Okay, so it goes like this:
I’m part of a writer’s group that meets at the local library. And we critique each others’ work. A consistent criticism I got back when I submitted my latest story, a Weird West yarn, was that it was too high fantasy, and not enough Western, in its tone. One of my friends suggested that I should read some Westerns to try to capture that feel. Admittedly, it’s been a while since I read one — I think I may still have been a teenager — so I figured that was a good idea. I marched downstairs and near the bathrooms, the library puts out the pocket books they’re purging because they’re too damaged or because they have too many copies, which they sell to the library clients for 25 cents each. I grabbed the first Western I found — it might have been a Longarm, I really didn’t care — and I paid for it and left.

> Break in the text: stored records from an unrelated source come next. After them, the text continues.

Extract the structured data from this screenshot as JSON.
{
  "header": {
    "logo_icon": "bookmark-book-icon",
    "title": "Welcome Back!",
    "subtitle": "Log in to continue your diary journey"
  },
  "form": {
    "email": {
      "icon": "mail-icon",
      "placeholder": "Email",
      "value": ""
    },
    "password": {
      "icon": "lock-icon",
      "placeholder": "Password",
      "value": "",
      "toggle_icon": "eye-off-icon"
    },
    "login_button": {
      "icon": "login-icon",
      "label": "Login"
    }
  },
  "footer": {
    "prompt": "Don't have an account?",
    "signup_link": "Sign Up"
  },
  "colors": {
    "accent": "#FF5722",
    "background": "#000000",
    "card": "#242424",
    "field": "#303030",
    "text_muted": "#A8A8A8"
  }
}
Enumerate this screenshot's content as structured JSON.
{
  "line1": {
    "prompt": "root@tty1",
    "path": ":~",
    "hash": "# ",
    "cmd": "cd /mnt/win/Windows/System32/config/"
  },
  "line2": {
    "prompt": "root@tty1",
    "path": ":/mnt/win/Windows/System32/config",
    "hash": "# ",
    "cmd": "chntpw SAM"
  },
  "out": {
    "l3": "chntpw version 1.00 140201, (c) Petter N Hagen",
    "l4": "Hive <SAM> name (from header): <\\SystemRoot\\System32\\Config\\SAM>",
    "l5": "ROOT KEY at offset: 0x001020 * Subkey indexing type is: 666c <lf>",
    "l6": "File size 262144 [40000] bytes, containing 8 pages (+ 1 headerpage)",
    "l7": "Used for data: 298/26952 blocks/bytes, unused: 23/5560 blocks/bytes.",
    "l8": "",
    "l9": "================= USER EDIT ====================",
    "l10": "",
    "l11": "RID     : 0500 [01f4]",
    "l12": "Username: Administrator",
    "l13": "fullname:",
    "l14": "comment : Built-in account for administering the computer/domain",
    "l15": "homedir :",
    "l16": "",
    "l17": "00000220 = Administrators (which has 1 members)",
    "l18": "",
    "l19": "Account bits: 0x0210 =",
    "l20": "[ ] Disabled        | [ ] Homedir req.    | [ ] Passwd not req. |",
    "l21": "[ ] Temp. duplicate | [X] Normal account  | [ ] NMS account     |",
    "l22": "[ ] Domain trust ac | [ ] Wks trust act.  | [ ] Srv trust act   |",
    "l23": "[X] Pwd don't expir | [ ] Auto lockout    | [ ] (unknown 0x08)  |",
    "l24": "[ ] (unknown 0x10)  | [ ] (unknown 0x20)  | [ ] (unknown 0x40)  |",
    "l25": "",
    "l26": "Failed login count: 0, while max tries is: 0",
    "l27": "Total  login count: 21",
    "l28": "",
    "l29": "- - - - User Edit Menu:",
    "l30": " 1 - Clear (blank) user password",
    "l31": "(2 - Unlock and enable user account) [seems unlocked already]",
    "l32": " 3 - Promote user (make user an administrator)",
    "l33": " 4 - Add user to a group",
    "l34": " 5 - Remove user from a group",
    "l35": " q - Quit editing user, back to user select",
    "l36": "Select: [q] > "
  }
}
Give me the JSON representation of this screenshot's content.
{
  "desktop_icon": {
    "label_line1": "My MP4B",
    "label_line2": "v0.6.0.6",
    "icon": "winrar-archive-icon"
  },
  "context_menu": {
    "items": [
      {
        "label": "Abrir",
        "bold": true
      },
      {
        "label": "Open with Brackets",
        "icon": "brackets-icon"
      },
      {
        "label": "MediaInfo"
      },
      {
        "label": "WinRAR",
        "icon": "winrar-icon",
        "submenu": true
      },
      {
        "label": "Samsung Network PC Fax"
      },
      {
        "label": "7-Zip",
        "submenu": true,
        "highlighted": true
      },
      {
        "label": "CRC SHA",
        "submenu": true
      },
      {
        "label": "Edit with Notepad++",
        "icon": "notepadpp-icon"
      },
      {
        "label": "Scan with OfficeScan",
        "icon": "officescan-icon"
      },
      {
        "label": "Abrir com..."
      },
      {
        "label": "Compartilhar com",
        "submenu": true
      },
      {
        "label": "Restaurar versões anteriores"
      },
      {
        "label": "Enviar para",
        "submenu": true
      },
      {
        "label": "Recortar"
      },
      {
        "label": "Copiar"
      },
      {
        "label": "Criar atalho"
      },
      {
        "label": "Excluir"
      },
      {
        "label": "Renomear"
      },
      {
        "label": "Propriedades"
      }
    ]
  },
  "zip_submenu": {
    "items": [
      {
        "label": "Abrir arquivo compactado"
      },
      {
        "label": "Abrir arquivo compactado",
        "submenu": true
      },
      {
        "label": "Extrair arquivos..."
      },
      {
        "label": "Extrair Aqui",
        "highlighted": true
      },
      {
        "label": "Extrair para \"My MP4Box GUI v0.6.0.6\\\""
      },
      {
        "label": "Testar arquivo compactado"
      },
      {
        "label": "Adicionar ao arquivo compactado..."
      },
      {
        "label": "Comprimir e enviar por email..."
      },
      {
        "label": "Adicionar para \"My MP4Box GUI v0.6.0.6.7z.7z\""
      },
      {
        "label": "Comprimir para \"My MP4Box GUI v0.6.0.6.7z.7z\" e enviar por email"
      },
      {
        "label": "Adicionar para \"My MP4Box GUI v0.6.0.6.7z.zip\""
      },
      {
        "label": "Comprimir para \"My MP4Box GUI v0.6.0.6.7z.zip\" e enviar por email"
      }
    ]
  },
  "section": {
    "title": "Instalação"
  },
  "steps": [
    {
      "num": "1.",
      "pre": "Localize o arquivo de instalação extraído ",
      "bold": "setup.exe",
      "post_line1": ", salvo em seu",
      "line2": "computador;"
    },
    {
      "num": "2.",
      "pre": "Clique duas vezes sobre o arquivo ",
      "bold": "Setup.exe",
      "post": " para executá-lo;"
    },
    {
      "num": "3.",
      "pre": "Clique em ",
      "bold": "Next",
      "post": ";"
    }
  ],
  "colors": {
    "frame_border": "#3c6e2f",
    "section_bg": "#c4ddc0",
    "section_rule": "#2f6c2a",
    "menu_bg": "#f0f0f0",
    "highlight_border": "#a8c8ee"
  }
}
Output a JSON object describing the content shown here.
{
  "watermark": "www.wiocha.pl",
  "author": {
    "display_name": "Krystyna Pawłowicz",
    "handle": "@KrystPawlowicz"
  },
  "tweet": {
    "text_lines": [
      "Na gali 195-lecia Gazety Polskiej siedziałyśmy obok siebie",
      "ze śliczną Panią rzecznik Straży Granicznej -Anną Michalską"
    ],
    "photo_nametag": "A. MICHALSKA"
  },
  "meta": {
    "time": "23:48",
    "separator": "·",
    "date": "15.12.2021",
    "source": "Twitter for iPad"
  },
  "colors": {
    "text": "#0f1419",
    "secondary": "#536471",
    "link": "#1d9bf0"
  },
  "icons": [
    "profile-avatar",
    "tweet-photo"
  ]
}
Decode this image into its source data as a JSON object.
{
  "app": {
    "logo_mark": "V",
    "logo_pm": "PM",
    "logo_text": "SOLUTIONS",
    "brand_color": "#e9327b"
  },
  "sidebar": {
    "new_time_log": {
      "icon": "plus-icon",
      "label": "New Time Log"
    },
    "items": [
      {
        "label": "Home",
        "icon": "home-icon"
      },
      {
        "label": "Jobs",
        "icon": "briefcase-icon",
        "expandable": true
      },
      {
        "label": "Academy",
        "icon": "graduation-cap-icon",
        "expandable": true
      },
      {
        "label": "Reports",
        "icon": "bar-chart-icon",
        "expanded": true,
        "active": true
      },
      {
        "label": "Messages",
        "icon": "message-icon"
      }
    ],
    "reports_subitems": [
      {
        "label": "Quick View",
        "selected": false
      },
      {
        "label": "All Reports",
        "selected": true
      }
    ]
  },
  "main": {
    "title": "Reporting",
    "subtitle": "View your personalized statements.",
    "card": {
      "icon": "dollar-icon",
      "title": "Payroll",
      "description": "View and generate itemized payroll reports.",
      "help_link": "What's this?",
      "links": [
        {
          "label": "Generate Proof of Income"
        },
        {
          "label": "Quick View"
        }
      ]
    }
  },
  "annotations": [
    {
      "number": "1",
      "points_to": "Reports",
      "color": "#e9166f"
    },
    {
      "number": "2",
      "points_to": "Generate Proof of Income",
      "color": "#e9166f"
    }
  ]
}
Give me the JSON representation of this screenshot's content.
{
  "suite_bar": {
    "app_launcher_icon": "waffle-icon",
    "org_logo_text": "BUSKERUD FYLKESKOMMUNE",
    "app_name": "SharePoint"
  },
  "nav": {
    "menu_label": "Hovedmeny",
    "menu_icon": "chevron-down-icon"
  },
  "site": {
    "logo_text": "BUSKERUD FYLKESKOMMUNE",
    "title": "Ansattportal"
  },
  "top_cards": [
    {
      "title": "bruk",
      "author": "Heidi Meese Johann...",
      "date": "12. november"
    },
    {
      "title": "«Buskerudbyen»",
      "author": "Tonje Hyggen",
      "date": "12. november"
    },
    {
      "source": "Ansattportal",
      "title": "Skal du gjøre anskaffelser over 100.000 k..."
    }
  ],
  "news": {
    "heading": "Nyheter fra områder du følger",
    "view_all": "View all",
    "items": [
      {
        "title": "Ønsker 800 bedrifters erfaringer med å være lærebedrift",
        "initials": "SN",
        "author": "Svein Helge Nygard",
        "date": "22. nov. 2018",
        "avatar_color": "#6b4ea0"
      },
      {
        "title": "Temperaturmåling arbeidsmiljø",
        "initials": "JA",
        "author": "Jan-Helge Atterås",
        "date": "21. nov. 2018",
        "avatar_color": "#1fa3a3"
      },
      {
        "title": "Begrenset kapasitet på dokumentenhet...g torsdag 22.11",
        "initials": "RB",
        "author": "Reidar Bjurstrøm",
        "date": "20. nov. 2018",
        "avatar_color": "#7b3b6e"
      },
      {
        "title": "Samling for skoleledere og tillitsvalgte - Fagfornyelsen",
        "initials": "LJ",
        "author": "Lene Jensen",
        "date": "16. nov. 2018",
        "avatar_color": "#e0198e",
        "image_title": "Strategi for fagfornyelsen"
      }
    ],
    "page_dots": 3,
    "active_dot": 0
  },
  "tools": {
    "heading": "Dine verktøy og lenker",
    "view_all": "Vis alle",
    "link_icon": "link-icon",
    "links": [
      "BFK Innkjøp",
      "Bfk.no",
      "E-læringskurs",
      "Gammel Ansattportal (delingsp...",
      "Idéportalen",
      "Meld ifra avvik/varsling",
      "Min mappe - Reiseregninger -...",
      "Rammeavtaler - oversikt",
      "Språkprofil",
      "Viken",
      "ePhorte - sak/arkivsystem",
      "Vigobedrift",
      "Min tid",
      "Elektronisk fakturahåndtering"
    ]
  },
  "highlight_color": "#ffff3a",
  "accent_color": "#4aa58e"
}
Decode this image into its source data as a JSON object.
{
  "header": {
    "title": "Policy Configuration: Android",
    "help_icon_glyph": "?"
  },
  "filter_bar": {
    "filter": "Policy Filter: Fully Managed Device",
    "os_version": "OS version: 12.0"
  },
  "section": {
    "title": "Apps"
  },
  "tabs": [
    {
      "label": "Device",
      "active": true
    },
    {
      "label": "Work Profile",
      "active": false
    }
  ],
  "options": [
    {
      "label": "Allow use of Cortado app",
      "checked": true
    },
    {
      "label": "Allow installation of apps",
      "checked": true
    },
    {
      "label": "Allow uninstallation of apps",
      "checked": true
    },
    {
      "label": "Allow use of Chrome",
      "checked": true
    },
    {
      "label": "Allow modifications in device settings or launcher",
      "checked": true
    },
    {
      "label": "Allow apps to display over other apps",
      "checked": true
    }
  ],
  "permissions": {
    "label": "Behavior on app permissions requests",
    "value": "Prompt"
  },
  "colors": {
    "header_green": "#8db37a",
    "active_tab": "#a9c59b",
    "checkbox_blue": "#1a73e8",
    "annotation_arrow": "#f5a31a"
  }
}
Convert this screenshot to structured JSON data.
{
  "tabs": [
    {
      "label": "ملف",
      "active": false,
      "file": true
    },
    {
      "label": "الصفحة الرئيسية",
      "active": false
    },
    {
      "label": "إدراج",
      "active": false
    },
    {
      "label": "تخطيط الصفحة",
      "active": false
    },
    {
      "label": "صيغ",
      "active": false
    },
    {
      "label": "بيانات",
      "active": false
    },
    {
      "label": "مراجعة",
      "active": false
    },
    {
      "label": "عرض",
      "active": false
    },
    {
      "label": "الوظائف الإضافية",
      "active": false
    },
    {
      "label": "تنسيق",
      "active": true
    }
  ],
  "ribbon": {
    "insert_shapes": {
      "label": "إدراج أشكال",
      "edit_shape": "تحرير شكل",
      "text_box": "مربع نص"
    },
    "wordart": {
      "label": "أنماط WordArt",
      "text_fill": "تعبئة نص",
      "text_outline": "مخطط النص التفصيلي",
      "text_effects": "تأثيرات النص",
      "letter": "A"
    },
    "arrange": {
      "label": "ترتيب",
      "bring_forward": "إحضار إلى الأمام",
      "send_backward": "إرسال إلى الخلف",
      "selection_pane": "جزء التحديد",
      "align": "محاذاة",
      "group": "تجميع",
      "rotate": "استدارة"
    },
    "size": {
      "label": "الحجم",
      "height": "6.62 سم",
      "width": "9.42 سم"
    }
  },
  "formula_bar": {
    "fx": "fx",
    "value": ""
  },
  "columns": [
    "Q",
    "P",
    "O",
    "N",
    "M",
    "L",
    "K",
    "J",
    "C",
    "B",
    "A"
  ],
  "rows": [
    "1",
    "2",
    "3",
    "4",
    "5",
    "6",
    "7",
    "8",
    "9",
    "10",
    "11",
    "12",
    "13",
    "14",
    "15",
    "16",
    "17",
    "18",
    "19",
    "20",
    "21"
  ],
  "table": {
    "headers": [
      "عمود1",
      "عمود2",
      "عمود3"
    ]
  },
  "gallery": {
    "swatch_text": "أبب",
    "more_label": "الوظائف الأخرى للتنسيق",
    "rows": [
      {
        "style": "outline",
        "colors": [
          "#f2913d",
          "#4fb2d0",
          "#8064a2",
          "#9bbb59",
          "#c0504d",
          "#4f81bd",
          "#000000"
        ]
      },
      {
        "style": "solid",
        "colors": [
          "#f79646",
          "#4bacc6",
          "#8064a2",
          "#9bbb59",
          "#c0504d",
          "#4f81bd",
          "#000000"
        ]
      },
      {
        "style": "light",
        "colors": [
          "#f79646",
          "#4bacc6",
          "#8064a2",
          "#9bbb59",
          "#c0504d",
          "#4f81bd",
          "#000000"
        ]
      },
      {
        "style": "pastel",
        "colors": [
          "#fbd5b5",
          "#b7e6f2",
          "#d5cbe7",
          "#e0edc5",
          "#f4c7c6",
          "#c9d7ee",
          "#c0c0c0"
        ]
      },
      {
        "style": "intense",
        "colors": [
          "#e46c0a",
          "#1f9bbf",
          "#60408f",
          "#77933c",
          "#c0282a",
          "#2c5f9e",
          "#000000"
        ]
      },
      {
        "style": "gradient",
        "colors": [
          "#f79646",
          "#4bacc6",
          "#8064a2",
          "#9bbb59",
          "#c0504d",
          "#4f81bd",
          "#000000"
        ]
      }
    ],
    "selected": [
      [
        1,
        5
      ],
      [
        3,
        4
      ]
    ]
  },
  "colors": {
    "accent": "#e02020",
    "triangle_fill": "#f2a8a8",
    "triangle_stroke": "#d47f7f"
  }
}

But, I figured I had heard of this author but had not read any of his material, so I thought he’d be a good idea to start with to see how Westerns had changed since I last read one. Fortunately for me, this book happened to be by William W. Johnstone and his nephew, who are fine writers with a lot of talent and a deft skill applied to this genre.
I read a lot of Westerns when I was in high school. I read a metric crapton of Louis L’Amour, for example; and I think I watched just about every spaghetti Western ever made at my Mormon friend’s house. I suppose that might sound odd from me, since I read mostly sci-fi/fantasy. But perhaps it will give you some insight when I explain that my second-favourite genre is historical fiction adventure. I’m a dedicated fan of Patrick O’Brian, for example. I guess I just like stories about regular people dealing with exotic situations, is what it comes down to.
So what do I look for in a story? I look for likable characters that I can believe in, well-realized in a setting that breathes. I never want to ask myself, “Well, why the hell did he do that?” I want the character to be so real to me that I understand his motivations instantly, and if I don’t, I want it to be because the viewpoint character doesn’t understand, not because the writer doesn’t make it clear to me.
No worries here. Johnstone’s bounty hunter is a “ride-into-the-sunset” cowboy with a touch of PTSD from the Civil War that keeps him from settling down; but like any good Western protagonist, he keeps to his own code even at great cost to himself, and does what is right, not what is legal (necessarily) or what’s expected of him.
There’s a lot of good old-fashioned Western cliches in this story. The Spirited Dame (who is actually very well realized; you cannot accuse Johnstone of the sexism that permeates the work of many of his predecessors), the Sheriff Who Dislikes the Hero, the Evil Big Rancher, and so forth. But it works. And it works well. And to some degree, we like the predictability of it. As I recently observed on my blog, pulp fiction may be making a comeback, and the age of “grim-for-grim’s-sake-because-grim-is-sophisticated” may be over. The world gives us enough to be grim about. I want to believe that the good guy is going to win for a few hours!
Quite enjoyable, read quickly, and reminded me of everything I liked about the Western genre. I have already sought out more books by Johnstone. If you’re looking for a good example of a well-written Western, you’ve found it here. If you like the genre, or you wanted to give it a try but didn’t know where to start, I recommend it strongly.